In September 2021, OVID.tv premiered 11 documentaries by Ignacio Agüero. The 69-year-old Chilean filmmaker currently teaches at the University of Chile, and has won the Grand Prix honor at FIDMarseille twice during the last five years. Four of Agüero’s most celebrated works provide reflections about the relationship between Chilean culture and mass media, and how cinema can be used to empower and/or enlighten the people.
One Hundred Children Waiting for a Train (1988)
One Hundred Children Waiting for a Train documents a cinema workshop for children at the Lo Hermida chapel. Each Saturday, teacher Alicia Vega aims to inspire young students who are familiar with the concept of movies but haven’t actually seen one in real life. Ignacio Agüero emphasizes the step-by-step learning process — which involves lessons about filmmaking structure and equipment — but the most impactful moments emerge when young subjects casually discuss their experiences with the secret police, or when their collective demeanors brighten up while viewing Albert Lamorisse’s The Red Ballon and films by Charlie Chaplin. One Hundred Children Waiting for a Train should be standard viewing in modern Film 101 courses, as Agüero reminds audiences that the best way to truly learn about cinema is by exploring everything that’s available.
Agustin’s Newspaper (2008)
With Augustin’s Newspaper, Agüero educates audiences about the legacy and reputation of El Mercurio — the oldest newspaper in Chile. Early scenes provide context about the Edwards family that has owned the publication since 1849, while the bulk of the documentary focuses on young journalists who expose how El Mercurio covered up human rights violations during the military’s September 11, 1973 coup that resulted in the death of President Salvador Allende (and the demises of so many more). Ignacio Agüero incorporates some comedic meta moments but steadily returns to interviewees who discuss the long-term effects of being wrongly implicated in 70s crimes. Agustin’s Newspaper delivers a straight-forward account of the newspaper’s willingness to misrepresent the truth about the government and disappearing competitors. It’s a hard-hitting doc that’s less about embarrassing the El Mercurio subjects and more about explaining how influential journalists operated under a dictatorship.
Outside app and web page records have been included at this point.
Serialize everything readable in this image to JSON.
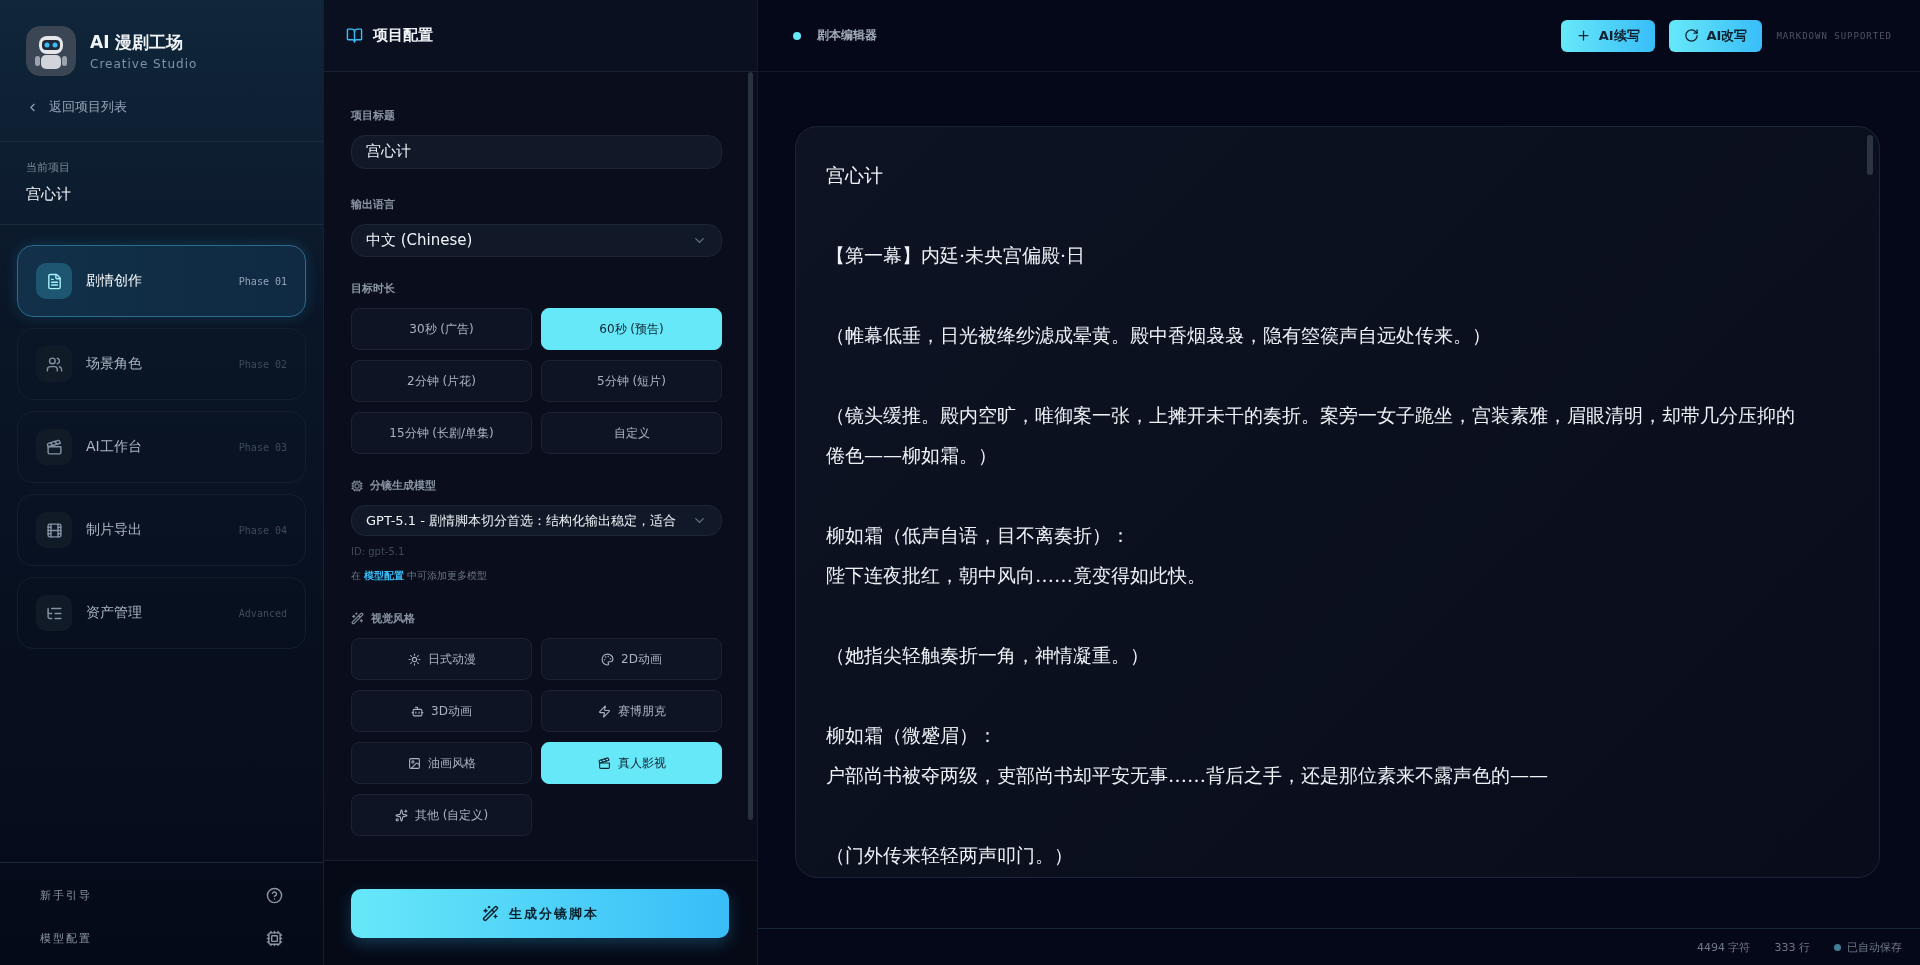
{
  "brand": {
    "title": "AI 漫剧工场",
    "subtitle": "Creative Studio"
  },
  "back_link": "返回项目列表",
  "current_project": {
    "label": "当前项目",
    "name": "宫心计"
  },
  "nav": [
    {
      "label": "剧情创作",
      "phase": "Phase 01",
      "selected": true
    },
    {
      "label": "场景角色",
      "phase": "Phase 02",
      "selected": false
    },
    {
      "label": "AI工作台",
      "phase": "Phase 03",
      "selected": false
    },
    {
      "label": "制片导出",
      "phase": "Phase 04",
      "selected": false
    },
    {
      "label": "资产管理",
      "phase": "Advanced",
      "selected": false
    }
  ],
  "sidebar_footer": [
    {
      "label": "新手引导"
    },
    {
      "label": "模型配置"
    }
  ],
  "config": {
    "title": "项目配置",
    "project_title": {
      "label": "项目标题",
      "value": "宫心计"
    },
    "language": {
      "label": "输出语言",
      "value": "中文 (Chinese)"
    },
    "duration": {
      "label": "目标时长",
      "options": [
        {
          "label": "30秒 (广告)",
          "selected": false
        },
        {
          "label": "60秒 (预告)",
          "selected": true
        },
        {
          "label": "2分钟 (片花)",
          "selected": false
        },
        {
          "label": "5分钟 (短片)",
          "selected": false
        },
        {
          "label": "15分钟 (长剧/单集)",
          "selected": false
        },
        {
          "label": "自定义",
          "selected": false
        }
      ]
    },
    "model": {
      "label": "分镜生成模型",
      "value": "GPT-5.1 - 剧情脚本切分首选：结构化输出稳定，适合",
      "id": "ID: gpt-5.1",
      "hint_before": "在",
      "hint_link": "模型配置",
      "hint_after": "中可添加更多模型"
    },
    "style": {
      "label": "视觉风格",
      "options": [
        {
          "label": "日式动漫",
          "selected": false
        },
        {
          "label": "2D动画",
          "selected": false
        },
        {
          "label": "3D动画",
          "selected": false
        },
        {
          "label": "赛博朋克",
          "selected": false
        },
        {
          "label": "油画风格",
          "selected": false
        },
        {
          "label": "真人影视",
          "selected": true
        },
        {
          "label": "其他 (自定义)",
          "selected": false
        }
      ]
    },
    "generate_button": "生成分镜脚本"
  },
  "editor": {
    "title": "剧本编辑器",
    "buttons": [
      "AI续写",
      "AI改写"
    ],
    "format_note": "MARKDOWN SUPPORTED",
    "blocks": [
      [
        "宫心计"
      ],
      [
        "【第一幕】内廷·未央宫偏殿·日"
      ],
      [
        "（帷幕低垂，日光被绛纱滤成晕黄。殿中香烟袅袅，隐有箜篌声自远处传来。）"
      ],
      [
        "（镜头缓推。殿内空旷，唯御案一张，上摊开未干的奏折。案旁一女子跪坐，宫装素雅，眉眼清明，却带几分压抑的倦色——柳如霜。）"
      ],
      [
        "柳如霜（低声自语，目不离奏折）：",
        "陛下连夜批红，朝中风向……竟变得如此快。"
      ],
      [
        "（她指尖轻触奏折一角，神情凝重。）"
      ],
      [
        "柳如霜（微蹙眉）：",
        "户部尚书被夺两级，吏部尚书却平安无事……背后之手，还是那位素来不露声色的——"
      ],
      [
        "（门外传来轻轻两声叩门。）"
      ]
    ]
  },
  "status_bar": {
    "chars": "4494 字符",
    "lines": "333 行",
    "saved": "已自动保存"
  }
}
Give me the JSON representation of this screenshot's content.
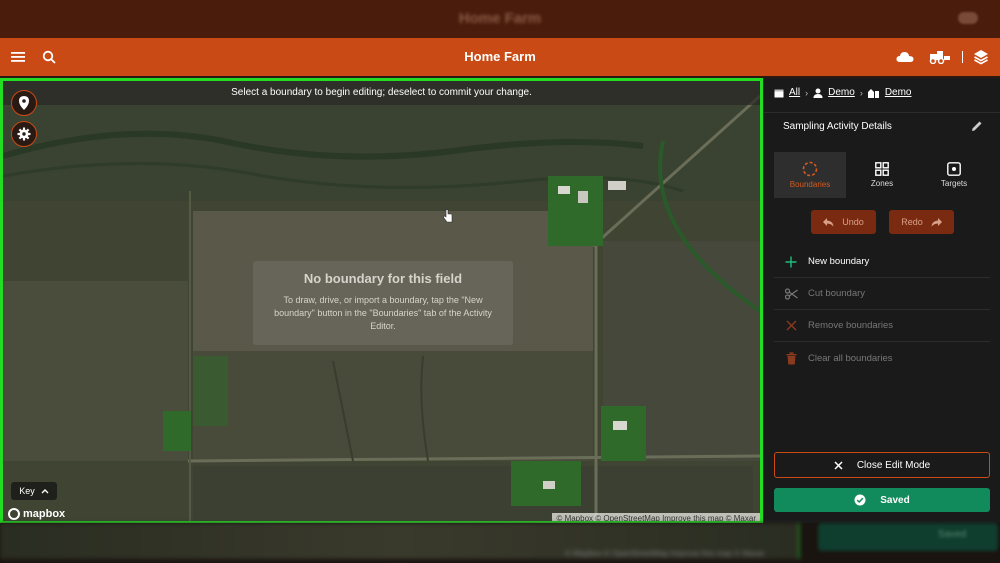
{
  "backdrop": {
    "title": "Home Farm",
    "bottom_attribution": "© Mapbox © OpenStreetMap Improve this map © Maxar",
    "bottom_saved": "Saved"
  },
  "header": {
    "title": "Home Farm",
    "icons": [
      "menu-icon",
      "search-icon",
      "cloud-icon",
      "tractor-icon",
      "layers-icon"
    ]
  },
  "map": {
    "banner": "Select a boundary to begin editing; deselect to commit your change.",
    "no_boundary": {
      "title": "No boundary for this field",
      "body": "To draw, drive, or import a boundary, tap the \"New boundary\" button in the \"Boundaries\" tab of the Activity Editor."
    },
    "key_label": "Key",
    "logo": "mapbox",
    "attribution": "© Mapbox © OpenStreetMap Improve this map © Maxar",
    "highlight_color": "#22dd22"
  },
  "panel": {
    "breadcrumb": {
      "all": "All",
      "org": "Demo",
      "farm": "Demo"
    },
    "details_title": "Sampling Activity Details",
    "tabs": [
      {
        "label": "Boundaries",
        "icon": "boundary-dashed-icon",
        "active": true
      },
      {
        "label": "Zones",
        "icon": "grid-icon",
        "active": false
      },
      {
        "label": "Targets",
        "icon": "target-icon",
        "active": false
      }
    ],
    "undo_label": "Undo",
    "redo_label": "Redo",
    "actions": [
      {
        "label": "New boundary",
        "icon": "plus-icon",
        "enabled": true
      },
      {
        "label": "Cut boundary",
        "icon": "scissors-icon",
        "enabled": false
      },
      {
        "label": "Remove boundaries",
        "icon": "x-icon",
        "enabled": false
      },
      {
        "label": "Clear all boundaries",
        "icon": "trash-icon",
        "enabled": false
      }
    ],
    "close_edit_label": "Close Edit Mode",
    "saved_label": "Saved",
    "accent_color": "#c94a14",
    "saved_color": "#118a5c"
  }
}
The Other Day (2013)
Ignacio Agüero acknowledges his cinematic influences in The Other Day, a documentary about life, death and Chilean culture. The director records people who knock at his door, and then requests to visit their homes at a scheduled date. Aesthetically, The Other Day includes all the typical elements of an art house festival documentary — static shots, philosophical commentaries about the past and present, reflections about childhood memories. By visually referencing the iconic French filmmaker Jean-Luc Godard, Agüero informs cinephiles about the inspiration behind his whispery voiceover narration, which may seem borderline pretentious to the casual viewer. The Other Day’s cultural musings are indeed intriguing, but it’s the subjects who give the film its depth, as many people begin conversations with a smile and then become visibly distressed while discussing their lives. One man (presumably a drug addict) lies about his physical address, while a radiant woman named Isabela (above) invites Agüero into her humble home and explains her daily grind. From interview to interview, The Other Day continuously highlights Agüero’s attempts to figuratively let the sunshine in, and to better understand the Chilean people.
I Never Climbed the Provincia (2019)
I Never Climbed the Provincia works as a companion piece to One Hundred Children Waiting for a Train. Both films includes scenes of joyous children at the local cinema, and both feature references to cinema legends such as Peter O’Toole and the aforementioned Chaplin. Ignacio Agüero discusses his childhood home, and how a new building blocks a view of the Andes Mountains. The filmmaker interviews various residents of the apartment in question, all the while writing letters to an unidentified person (later revealed to be himself). I Never Climbed the Provincia features the best cinematography of the four features, and Agüero’s surrealistic commentaries allow for a challenging viewing experience.
Q.V. Hough (@QVHough) is Vague Visages’ founding editor.